FORT WORTH -- A North Texas couple with direct ties to a political dynasty in Africa was in federal court on Thursday over allegations of forced labor, according to the family's attorney and court documents.
The affidavit filed with a federal DOJ complaint states that Mohamed Toure, 57, and Denise Cros-Toure, 57, got the victim, who could've been as young as five years old at the time and didn't speak English, to travel alone to Southlake from her home village in the Republic of Guinea in West Africa in January 2000 to work for the defendants.
Until the victim escaped in August 2016 with the help of former neighbors, she was forced to perform labor for long hours without pay, the documents state.
"The defendants required her to cook, clean, do the laundry, perform yard work, and paint, as well as care for their five children," the affidavit states. "Although the victim was close in age to the children, the defendants denied her access to schooling and the other opportunities afforded to their children."
The victim's documents were also taken away after her visa expired, causing her to remain in the U.S. unlawfully. She was also isolated from her family and abused emotionally and physically, the affidavit said, including assaults by "...belt or electrical cord."
One of the family's attorneys, Scott Palmer, confirmed to WFAA that Mohamed is the son of Ahmed Sekou Toure, the first-ever president of the African nation of Guinea. He firmly ruled the impoverished nation for more than 25 years until his death in 1984, and enjoyed audiences with U.S. Presidents John Kennedy and Ronald Reagan, as well as other foreign leaders.
The complaint indicates the younger Toure and his wife, who immigrated here years ago, rake in close to $200,000 annually from "...overseas deposits."
The government now has 30 days to present the complaint against Mohamed and Denise to a grand jury for possible indictment. The maximum sentence for forced labor is 20 years in prison.
Palmer said the girl wasn't brought here for any of the listed allegations, and that the case isn't how it appears. He says the girl is somehow related to the family, and that the girl’s father wanted her to leave Guinea for a better life. Palmer also says the girl was not brought here at age 5, but rather in her early teens—perhaps 13. He says the Toure family is also from Guinea.

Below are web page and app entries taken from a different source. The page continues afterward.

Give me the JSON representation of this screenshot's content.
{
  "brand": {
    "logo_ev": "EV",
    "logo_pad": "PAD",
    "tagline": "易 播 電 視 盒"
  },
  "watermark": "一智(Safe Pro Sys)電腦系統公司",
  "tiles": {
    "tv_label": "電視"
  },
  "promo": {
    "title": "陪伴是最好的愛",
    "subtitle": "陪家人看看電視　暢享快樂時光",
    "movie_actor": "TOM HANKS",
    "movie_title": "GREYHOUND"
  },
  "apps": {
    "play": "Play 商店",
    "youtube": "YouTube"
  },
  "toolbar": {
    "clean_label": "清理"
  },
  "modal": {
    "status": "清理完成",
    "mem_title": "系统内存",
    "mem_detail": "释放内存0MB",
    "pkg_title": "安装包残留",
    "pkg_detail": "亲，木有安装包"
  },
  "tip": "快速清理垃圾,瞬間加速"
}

The complaint indicates officials don’t know the victim's actual age.
Palmer says the husband and wife are both still in jail and face a detention hearing on Monday.

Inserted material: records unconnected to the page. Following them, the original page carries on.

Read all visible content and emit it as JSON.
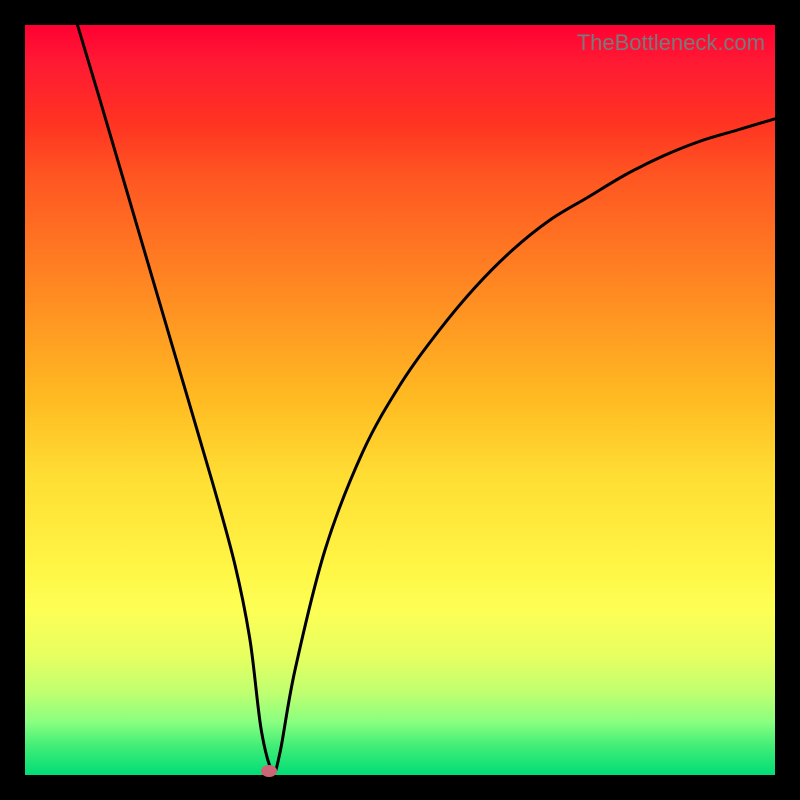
{
  "watermark": "TheBottleneck.com",
  "chart_data": {
    "type": "line",
    "title": "",
    "xlabel": "",
    "ylabel": "",
    "xlim": [
      0,
      100
    ],
    "ylim": [
      0,
      100
    ],
    "gradient_stops": [
      {
        "pos": 0,
        "color": "#ff0033"
      },
      {
        "pos": 50,
        "color": "#ffbb22"
      },
      {
        "pos": 78,
        "color": "#fdff55"
      },
      {
        "pos": 100,
        "color": "#00dd77"
      }
    ],
    "series": [
      {
        "name": "bottleneck-curve",
        "x": [
          7,
          10,
          15,
          20,
          25,
          28,
          30,
          31.5,
          33,
          34,
          36,
          40,
          45,
          50,
          55,
          60,
          65,
          70,
          75,
          80,
          85,
          90,
          95,
          100
        ],
        "y": [
          100,
          90,
          73,
          56,
          39,
          28,
          18,
          6,
          0.5,
          3,
          14,
          30,
          43,
          52,
          59,
          65,
          70,
          74,
          77,
          80,
          82.5,
          84.5,
          86,
          87.5
        ]
      }
    ],
    "marker": {
      "x": 32.5,
      "y": 0.5,
      "color": "#cc6677"
    }
  }
}
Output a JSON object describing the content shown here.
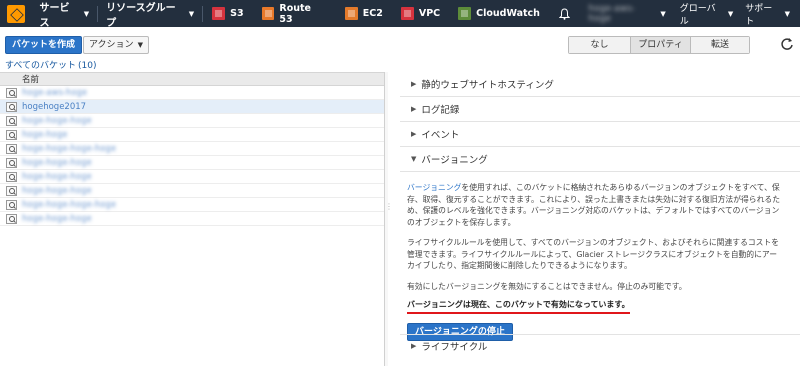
{
  "nav": {
    "services": "サービス",
    "resource_groups": "リソースグループ",
    "shortcuts": [
      {
        "label": "S3",
        "icon": "s3-icon"
      },
      {
        "label": "Route 53",
        "icon": "route53-icon"
      },
      {
        "label": "EC2",
        "icon": "ec2-icon"
      },
      {
        "label": "VPC",
        "icon": "vpc-icon"
      },
      {
        "label": "CloudWatch",
        "icon": "cloudwatch-icon"
      }
    ],
    "account": "hoge-aws-hoge",
    "region": "グローバル",
    "support": "サポート"
  },
  "toolbar": {
    "create_bucket": "バケットを作成",
    "actions": "アクション",
    "view_none": "なし",
    "view_properties": "プロパティ",
    "view_transfer": "転送"
  },
  "all_buckets": {
    "label": "すべてのバケット",
    "count": "(10)"
  },
  "bucket_list": {
    "column_name": "名前",
    "buckets": [
      {
        "name": "hoge-aws-hoge",
        "blurred": true
      },
      {
        "name": "hogehoge2017",
        "blurred": false,
        "selected": true
      },
      {
        "name": "hoge-hoge-hoge",
        "blurred": true
      },
      {
        "name": "hoge-hoge",
        "blurred": true
      },
      {
        "name": "hoge-hoge-hoge-hoge",
        "blurred": true
      },
      {
        "name": "hoge-hoge-hoge",
        "blurred": true
      },
      {
        "name": "hoge-hoge-hoge",
        "blurred": true
      },
      {
        "name": "hoge-hoge-hoge",
        "blurred": true
      },
      {
        "name": "hoge-hoge-hoge-hoge",
        "blurred": true
      },
      {
        "name": "hoge-hoge-hoge",
        "blurred": true
      }
    ]
  },
  "properties": {
    "static_hosting": "静的ウェブサイトホスティング",
    "logging": "ログ記録",
    "events": "イベント",
    "versioning": "バージョニング",
    "versioning_link": "バージョニング",
    "para1": "を使用すれば、このバケットに格納されたあらゆるバージョンのオブジェクトをすべて、保存、取得、復元することができます。これにより、誤った上書きまたは失効に対する復旧方法が得られるため、保護のレベルを強化できます。バージョニング対応のバケットは、デフォルトではすべてのバージョンのオブジェクトを保存します。",
    "para2": "ライフサイクルルールを使用して、すべてのバージョンのオブジェクト、およびそれらに関連するコストを管理できます。ライフサイクルルールによって、Glacier ストレージクラスにオブジェクトを自動的にアーカイブしたり、指定期間後に削除したりできるようになります。",
    "para3": "有効にしたバージョニングを無効にすることはできません。停止のみ可能です。",
    "status": "バージョニングは現在、このバケットで有効になっています。",
    "suspend_button": "バージョニングの停止",
    "lifecycle": "ライフサイクル"
  }
}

A neighbor says the family introduced the girl as their niece, and she was often seen walking both alone and with the family, running errands and grabbing Starbucks.

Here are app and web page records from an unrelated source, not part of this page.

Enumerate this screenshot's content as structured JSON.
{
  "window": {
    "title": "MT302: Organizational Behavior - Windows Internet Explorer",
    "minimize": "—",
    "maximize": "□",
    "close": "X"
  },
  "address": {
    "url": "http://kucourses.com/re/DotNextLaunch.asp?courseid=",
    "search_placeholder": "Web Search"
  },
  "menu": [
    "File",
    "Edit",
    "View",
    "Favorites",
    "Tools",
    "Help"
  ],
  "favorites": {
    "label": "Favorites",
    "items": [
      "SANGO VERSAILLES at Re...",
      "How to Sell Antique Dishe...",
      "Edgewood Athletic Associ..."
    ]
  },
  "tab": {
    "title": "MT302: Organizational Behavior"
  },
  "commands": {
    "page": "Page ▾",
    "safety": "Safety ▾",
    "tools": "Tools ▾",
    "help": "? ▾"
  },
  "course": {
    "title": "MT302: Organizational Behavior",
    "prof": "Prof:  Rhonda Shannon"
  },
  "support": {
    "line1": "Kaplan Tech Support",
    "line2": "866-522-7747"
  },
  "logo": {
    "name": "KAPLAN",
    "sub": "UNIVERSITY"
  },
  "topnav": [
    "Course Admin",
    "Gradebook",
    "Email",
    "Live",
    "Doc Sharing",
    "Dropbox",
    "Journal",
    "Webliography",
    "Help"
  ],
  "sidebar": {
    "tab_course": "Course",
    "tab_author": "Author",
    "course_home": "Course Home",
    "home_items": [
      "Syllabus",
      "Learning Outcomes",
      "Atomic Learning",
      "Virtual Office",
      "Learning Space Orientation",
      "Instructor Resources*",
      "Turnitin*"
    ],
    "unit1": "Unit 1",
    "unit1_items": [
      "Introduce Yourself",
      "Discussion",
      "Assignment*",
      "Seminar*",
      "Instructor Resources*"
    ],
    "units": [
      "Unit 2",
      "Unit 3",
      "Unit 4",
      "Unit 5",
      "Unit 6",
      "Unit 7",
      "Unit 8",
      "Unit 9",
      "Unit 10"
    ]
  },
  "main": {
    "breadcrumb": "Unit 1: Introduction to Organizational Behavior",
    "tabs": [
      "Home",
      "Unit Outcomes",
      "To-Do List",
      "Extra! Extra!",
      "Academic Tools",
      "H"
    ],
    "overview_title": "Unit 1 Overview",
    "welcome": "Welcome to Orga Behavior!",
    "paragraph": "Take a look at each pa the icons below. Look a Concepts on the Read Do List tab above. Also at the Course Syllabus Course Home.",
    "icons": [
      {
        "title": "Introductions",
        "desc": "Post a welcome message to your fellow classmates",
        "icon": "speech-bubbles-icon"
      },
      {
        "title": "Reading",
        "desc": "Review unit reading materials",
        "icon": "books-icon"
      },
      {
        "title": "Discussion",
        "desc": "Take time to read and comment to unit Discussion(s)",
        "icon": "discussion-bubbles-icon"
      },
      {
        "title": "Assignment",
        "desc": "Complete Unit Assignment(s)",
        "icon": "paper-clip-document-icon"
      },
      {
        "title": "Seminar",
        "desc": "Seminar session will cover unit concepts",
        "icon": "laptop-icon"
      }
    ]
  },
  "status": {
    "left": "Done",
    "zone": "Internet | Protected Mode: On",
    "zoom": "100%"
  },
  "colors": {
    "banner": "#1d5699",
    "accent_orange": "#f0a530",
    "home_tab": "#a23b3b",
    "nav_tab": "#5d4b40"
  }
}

"I'd see her sometimes," said Tracy Zavodnik. "We're always out walking the dogs and everyone is friendly. It didn't seem like anything was out of the ordinary."
The complaint says the woman broke free from the home in 2016 only after she was able to get help from neighbors. It doesn't say where she is now, or why the family's other children never said anything as they grew older.
A press conference is slated for Friday morning with Palmer.